- Your task
Set the listing down unchanged, minus every embedded image.

- Source information
============================================================

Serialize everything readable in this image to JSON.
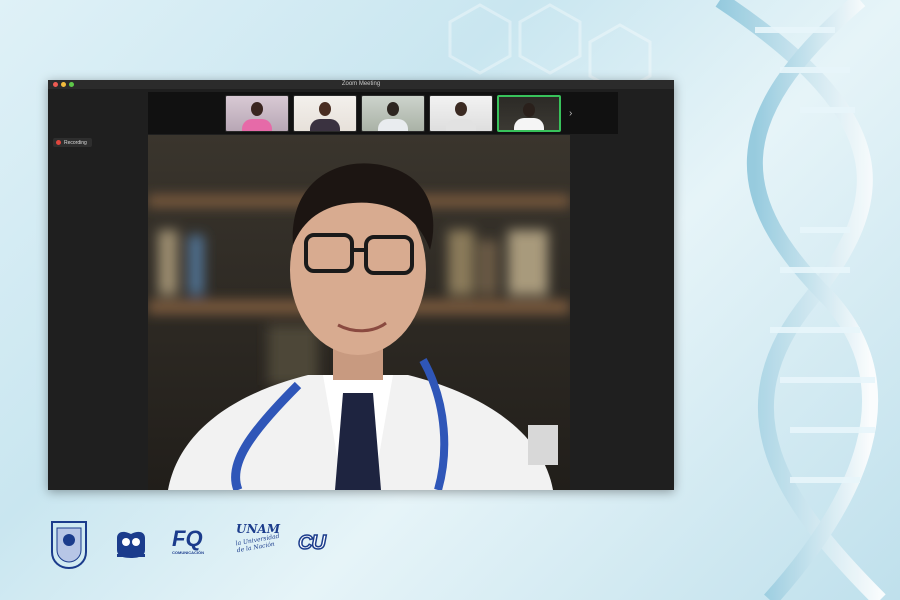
{
  "window": {
    "title": "Zoom Meeting",
    "recording_label": "Recording"
  },
  "participants": [
    {
      "name": "participant-1",
      "active": false
    },
    {
      "name": "participant-2",
      "active": false
    },
    {
      "name": "participant-3",
      "active": false
    },
    {
      "name": "participant-4",
      "active": false
    },
    {
      "name": "participant-5",
      "active": true
    }
  ],
  "icons": {
    "next": "chevron-right-icon",
    "record": "record-dot-icon"
  },
  "logos": {
    "fq_text": "FQ",
    "fq_sub": "COMUNICACIÓN",
    "unam_text": "UNAM",
    "unam_sub": "la Universidad de la Nación",
    "cu_text": "CU"
  },
  "colors": {
    "active_border": "#38c25b",
    "logo_blue": "#1b3c8c",
    "record_red": "#e0463d"
  }
}
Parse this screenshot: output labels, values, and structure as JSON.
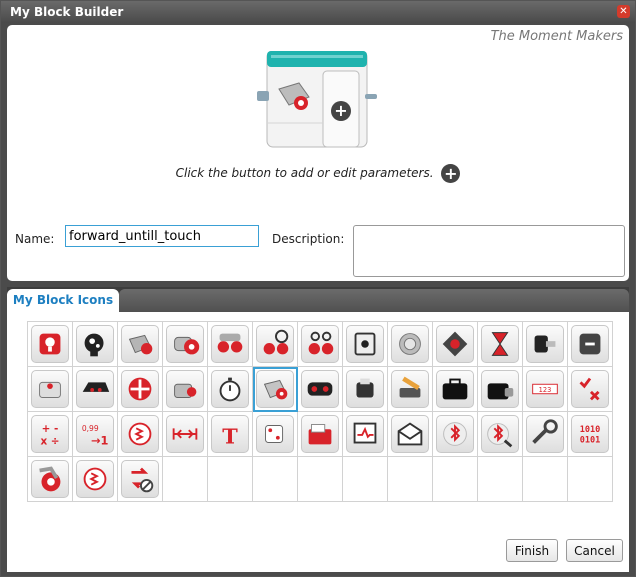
{
  "window": {
    "title": "My Block Builder",
    "close_glyph": "✕"
  },
  "top_panel": {
    "brand": "The Moment Makers",
    "hint": "Click the button to add or edit parameters.",
    "hint_button_glyph": "+",
    "name_label": "Name:",
    "name_value": "forward_untill_touch",
    "description_label": "Description:",
    "description_value": ""
  },
  "tabs": [
    {
      "label": "My Block Icons",
      "active": true
    }
  ],
  "icons": [
    "brain-icon",
    "brain-gears-icon",
    "medium-motor-icon",
    "large-motor-icon",
    "move-steering-icon",
    "move-steering-wheel-icon",
    "move-tank-icon",
    "display-icon",
    "sound-icon",
    "brick-status-light-icon",
    "wait-hourglass-icon",
    "loop-icon",
    "switch-icon",
    "brick-buttons-icon",
    "infrared-sensor-icon",
    "direction-pad-icon",
    "medium-motor-rotation-icon",
    "timer-stopwatch-icon",
    "my-block-icon",
    "ultrasonic-sensor-icon",
    "gyro-sensor-icon",
    "temperature-sensor-icon",
    "data-case-icon",
    "data-case-lock-icon",
    "array-icon",
    "logic-operations-icon",
    "math-icon",
    "round-icon",
    "compare-icon",
    "range-icon",
    "text-icon",
    "random-dice-icon",
    "file-access-icon",
    "data-logging-icon",
    "messaging-icon",
    "bluetooth-icon",
    "bluetooth-settings-icon",
    "keep-awake-icon",
    "raw-sensor-value-icon",
    "unregulated-motor-icon",
    "invert-motor-icon",
    "stop-icon"
  ],
  "selected_icon_index": 18,
  "empty_cells": 10,
  "buttons": {
    "finish": "Finish",
    "cancel": "Cancel"
  },
  "colors": {
    "accent_blue": "#1d7fc1",
    "block_teal": "#1fb3ae",
    "icon_red": "#d8232a",
    "title_bar": "#4b4b4b",
    "close_red": "#d43b2b"
  }
}
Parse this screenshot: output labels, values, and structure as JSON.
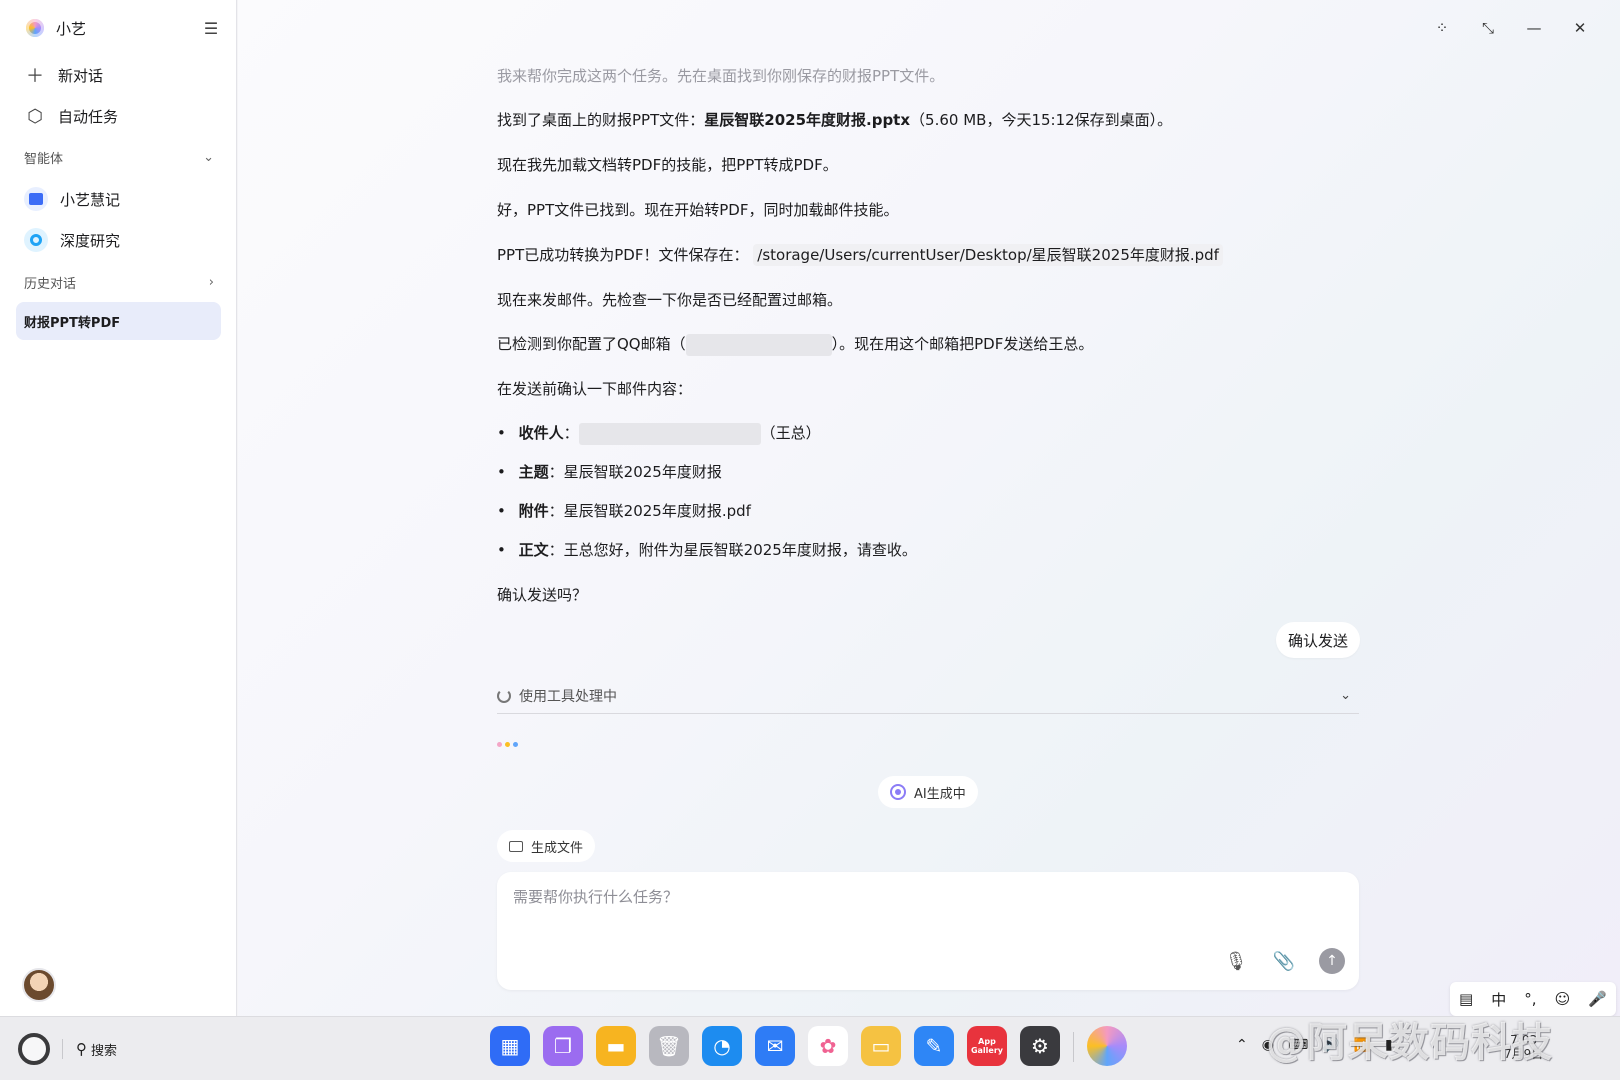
{
  "sidebar": {
    "app_title": "小艺",
    "new_chat": "新对话",
    "auto_task": "自动任务",
    "agents_section": "智能体",
    "agents": [
      {
        "label": "小艺慧记"
      },
      {
        "label": "深度研究"
      }
    ],
    "history_section": "历史对话",
    "history_active": "财报PPT转PDF"
  },
  "chat": {
    "m1": "我来帮你完成这两个任务。先在桌面找到你刚保存的财报PPT文件。",
    "m2_prefix": "找到了桌面上的财报PPT文件：",
    "m2_file": "星辰智联2025年度财报.pptx",
    "m2_suffix": "（5.60 MB，今天15:12保存到桌面）。",
    "m3": "现在我先加载文档转PDF的技能，把PPT转成PDF。",
    "m4": "好，PPT文件已找到。现在开始转PDF，同时加载邮件技能。",
    "m5_prefix": "PPT已成功转换为PDF！文件保存在：",
    "m5_path": "/storage/Users/currentUser/Desktop/星辰智联2025年度财报.pdf",
    "m6": "现在来发邮件。先检查一下你是否已经配置过邮箱。",
    "m7_prefix": "已检测到你配置了QQ邮箱（",
    "m7_suffix": "）。现在用这个邮箱把PDF发送给王总。",
    "m8": "在发送前确认一下邮件内容：",
    "fields": {
      "recipient_label": "收件人",
      "recipient_suffix": "（王总）",
      "subject_label": "主题",
      "subject_value": "星辰智联2025年度财报",
      "attachment_label": "附件",
      "attachment_value": "星辰智联2025年度财报.pdf",
      "body_label": "正文",
      "body_value": "王总您好，附件为星辰智联2025年度财报，请查收。"
    },
    "m9": "确认发送吗？",
    "user_reply": "确认发送",
    "tool_status": "使用工具处理中",
    "ai_generating": "AI生成中",
    "generated_files": "生成文件"
  },
  "composer": {
    "placeholder": "需要帮你执行什么任务？"
  },
  "ime": {
    "mode": "中",
    "punct": "°,"
  },
  "taskbar": {
    "search": "搜索",
    "app_gallery_label": "App Gallery",
    "clock_time": "7:03",
    "clock_date": "7月9日"
  },
  "watermark": "@阿呆数码科技",
  "colors": {
    "active_history_bg": "#e8ecfa",
    "accent_purple": "#8b7cf6"
  }
}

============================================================

- Result of this task
Serialize everything readable in this image to JSON.
{
  "window": {
    "title": "Zoom Meeting",
    "recording_label": "Recording"
  },
  "participants": [
    {
      "name": "participant-1",
      "active": false
    },
    {
      "name": "participant-2",
      "active": false
    },
    {
      "name": "participant-3",
      "active": false
    },
    {
      "name": "participant-4",
      "active": false
    },
    {
      "name": "participant-5",
      "active": true
    }
  ],
  "icons": {
    "next": "chevron-right-icon",
    "record": "record-dot-icon"
  },
  "logos": {
    "fq_text": "FQ",
    "fq_sub": "COMUNICACIÓN",
    "unam_text": "UNAM",
    "unam_sub": "la Universidad de la Nación",
    "cu_text": "CU"
  },
  "colors": {
    "active_border": "#38c25b",
    "logo_blue": "#1b3c8c",
    "record_red": "#e0463d"
  }
}
Parse this screenshot: output labels, values, and structure as JSON.
{
  "window": {
    "title": "My Block Builder",
    "close_glyph": "✕"
  },
  "top_panel": {
    "brand": "The Moment Makers",
    "hint": "Click the button to add or edit parameters.",
    "hint_button_glyph": "+",
    "name_label": "Name:",
    "name_value": "forward_untill_touch",
    "description_label": "Description:",
    "description_value": ""
  },
  "tabs": [
    {
      "label": "My Block Icons",
      "active": true
    }
  ],
  "icons": [
    "brain-icon",
    "brain-gears-icon",
    "medium-motor-icon",
    "large-motor-icon",
    "move-steering-icon",
    "move-steering-wheel-icon",
    "move-tank-icon",
    "display-icon",
    "sound-icon",
    "brick-status-light-icon",
    "wait-hourglass-icon",
    "loop-icon",
    "switch-icon",
    "brick-buttons-icon",
    "infrared-sensor-icon",
    "direction-pad-icon",
    "medium-motor-rotation-icon",
    "timer-stopwatch-icon",
    "my-block-icon",
    "ultrasonic-sensor-icon",
    "gyro-sensor-icon",
    "temperature-sensor-icon",
    "data-case-icon",
    "data-case-lock-icon",
    "array-icon",
    "logic-operations-icon",
    "math-icon",
    "round-icon",
    "compare-icon",
    "range-icon",
    "text-icon",
    "random-dice-icon",
    "file-access-icon",
    "data-logging-icon",
    "messaging-icon",
    "bluetooth-icon",
    "bluetooth-settings-icon",
    "keep-awake-icon",
    "raw-sensor-value-icon",
    "unregulated-motor-icon",
    "invert-motor-icon",
    "stop-icon"
  ],
  "selected_icon_index": 18,
  "empty_cells": 10,
  "buttons": {
    "finish": "Finish",
    "cancel": "Cancel"
  },
  "colors": {
    "accent_blue": "#1d7fc1",
    "block_teal": "#1fb3ae",
    "icon_red": "#d8232a",
    "title_bar": "#4b4b4b",
    "close_red": "#d43b2b"
  }
}
Parse this screenshot: output labels, values, and structure as JSON.
{
  "sidebar": {
    "app_title": "小艺",
    "new_chat": "新对话",
    "auto_task": "自动任务",
    "agents_section": "智能体",
    "agents": [
      {
        "label": "小艺慧记"
      },
      {
        "label": "深度研究"
      }
    ],
    "history_section": "历史对话",
    "history_active": "财报PPT转PDF"
  },
  "chat": {
    "m1": "我来帮你完成这两个任务。先在桌面找到你刚保存的财报PPT文件。",
    "m2_prefix": "找到了桌面上的财报PPT文件：",
    "m2_file": "星辰智联2025年度财报.pptx",
    "m2_suffix": "（5.60 MB，今天15:12保存到桌面）。",
    "m3": "现在我先加载文档转PDF的技能，把PPT转成PDF。",
    "m4": "好，PPT文件已找到。现在开始转PDF，同时加载邮件技能。",
    "m5_prefix": "PPT已成功转换为PDF！文件保存在：",
    "m5_path": "/storage/Users/currentUser/Desktop/星辰智联2025年度财报.pdf",
    "m6": "现在来发邮件。先检查一下你是否已经配置过邮箱。",
    "m7_prefix": "已检测到你配置了QQ邮箱（",
    "m7_suffix": "）。现在用这个邮箱把PDF发送给王总。",
    "m8": "在发送前确认一下邮件内容：",
    "fields": {
      "recipient_label": "收件人",
      "recipient_suffix": "（王总）",
      "subject_label": "主题",
      "subject_value": "星辰智联2025年度财报",
      "attachment_label": "附件",
      "attachment_value": "星辰智联2025年度财报.pdf",
      "body_label": "正文",
      "body_value": "王总您好，附件为星辰智联2025年度财报，请查收。"
    },
    "m9": "确认发送吗？",
    "user_reply": "确认发送",
    "tool_status": "使用工具处理中",
    "ai_generating": "AI生成中",
    "generated_files": "生成文件"
  },
  "composer": {
    "placeholder": "需要帮你执行什么任务？"
  },
  "ime": {
    "mode": "中",
    "punct": "°,"
  },
  "taskbar": {
    "search": "搜索",
    "app_gallery_label": "App Gallery",
    "clock_time": "7:03",
    "clock_date": "7月9日"
  },
  "watermark": "@阿呆数码科技",
  "colors": {
    "active_history_bg": "#e8ecfa",
    "accent_purple": "#8b7cf6"
  }
}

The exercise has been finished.